Instructions for the task
Find how many lines in the material hold the word "icon", then state that number and nothing more.

◇ ◇ ◇ ◇ ◇ ◇ ◇

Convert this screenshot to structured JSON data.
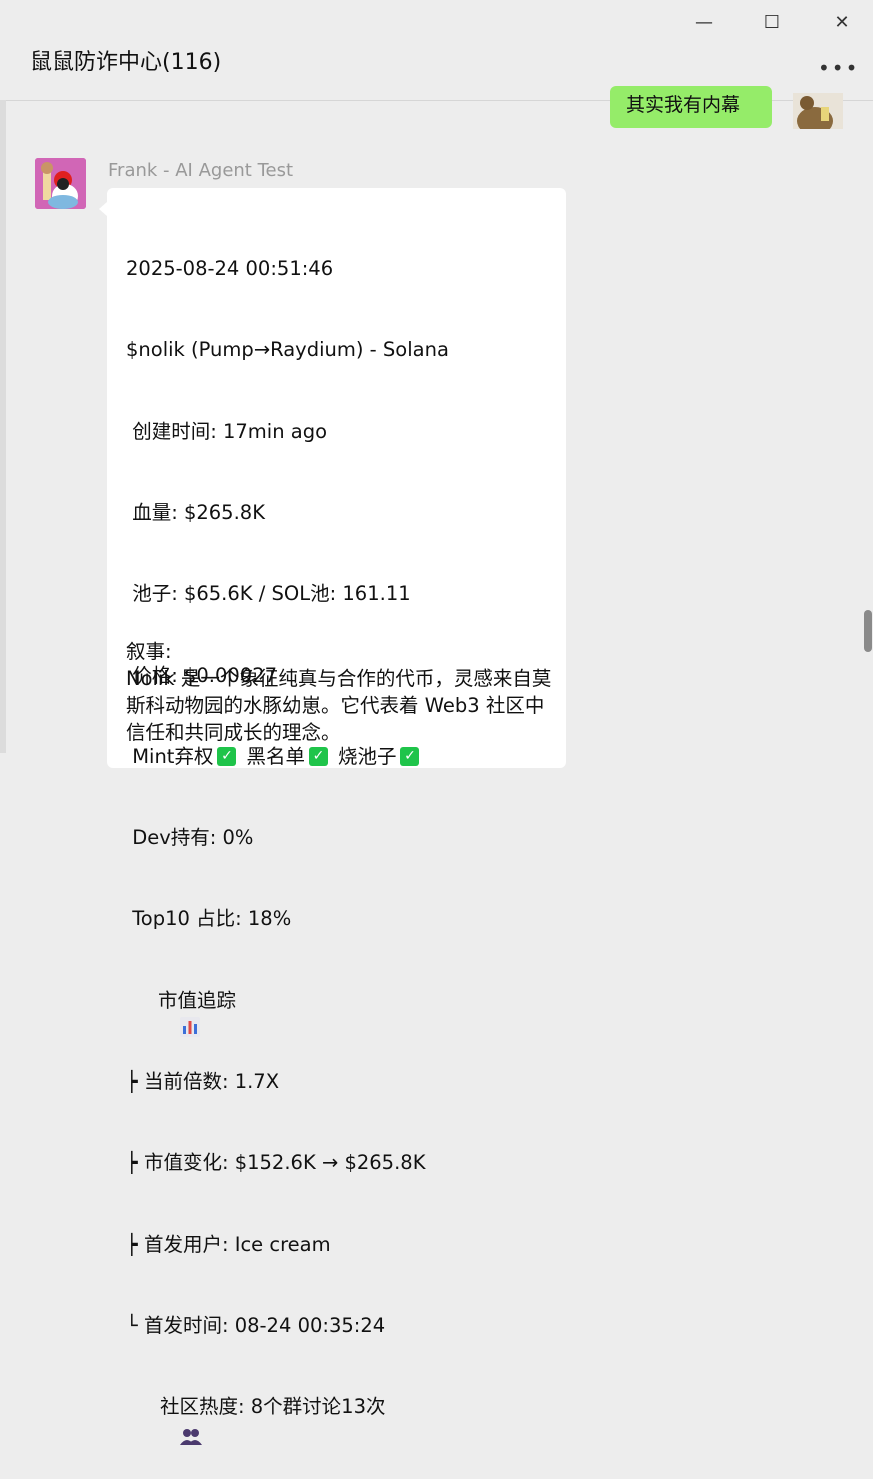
{
  "window": {
    "minimize_icon": "minimize-icon",
    "maximize_icon": "maximize-icon",
    "close_icon": "close-icon",
    "min_glyph": "—",
    "max_glyph": "☐",
    "close_glyph": "✕"
  },
  "header": {
    "title": "鼠鼠防诈中心(116)",
    "more_label": "•••"
  },
  "my_message": {
    "text": "其实我有内幕"
  },
  "message": {
    "sender": "Frank - AI Agent Test",
    "lines": {
      "l1": "2025-08-24 00:51:46",
      "l2": "$nolik (Pump→Raydium) - Solana",
      "l3": " 创建时间: 17min ago",
      "l4": " 血量: $265.8K",
      "l5": " 池子: $65.6K / SOL池: 161.11",
      "l6": " 价格: $0.00027",
      "mint_label": " Mint弃权",
      "blacklist_label": "黑名单",
      "burn_label": "烧池子",
      "check_glyph": "✓",
      "l8": " Dev持有: 0%",
      "l9": " Top10 占比: 18%",
      "tracking_label": "市值追踪",
      "l11": "┝ 当前倍数: 1.7X",
      "l12": "┝ 市值变化: $152.6K → $265.8K",
      "l13": "┝ 首发用户: Ice cream",
      "l14": "└ 首发时间: 08-24 00:35:24",
      "community_label": "社区热度: 8个群讨论13次"
    },
    "narrative": {
      "heading": "叙事:",
      "body": "Nolik 是一个象征纯真与合作的代币，灵感来自莫斯科动物园的水豚幼崽。它代表着 Web3 社区中信任和共同成长的理念。"
    }
  }
}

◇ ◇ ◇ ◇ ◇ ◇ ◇

Exercise output
3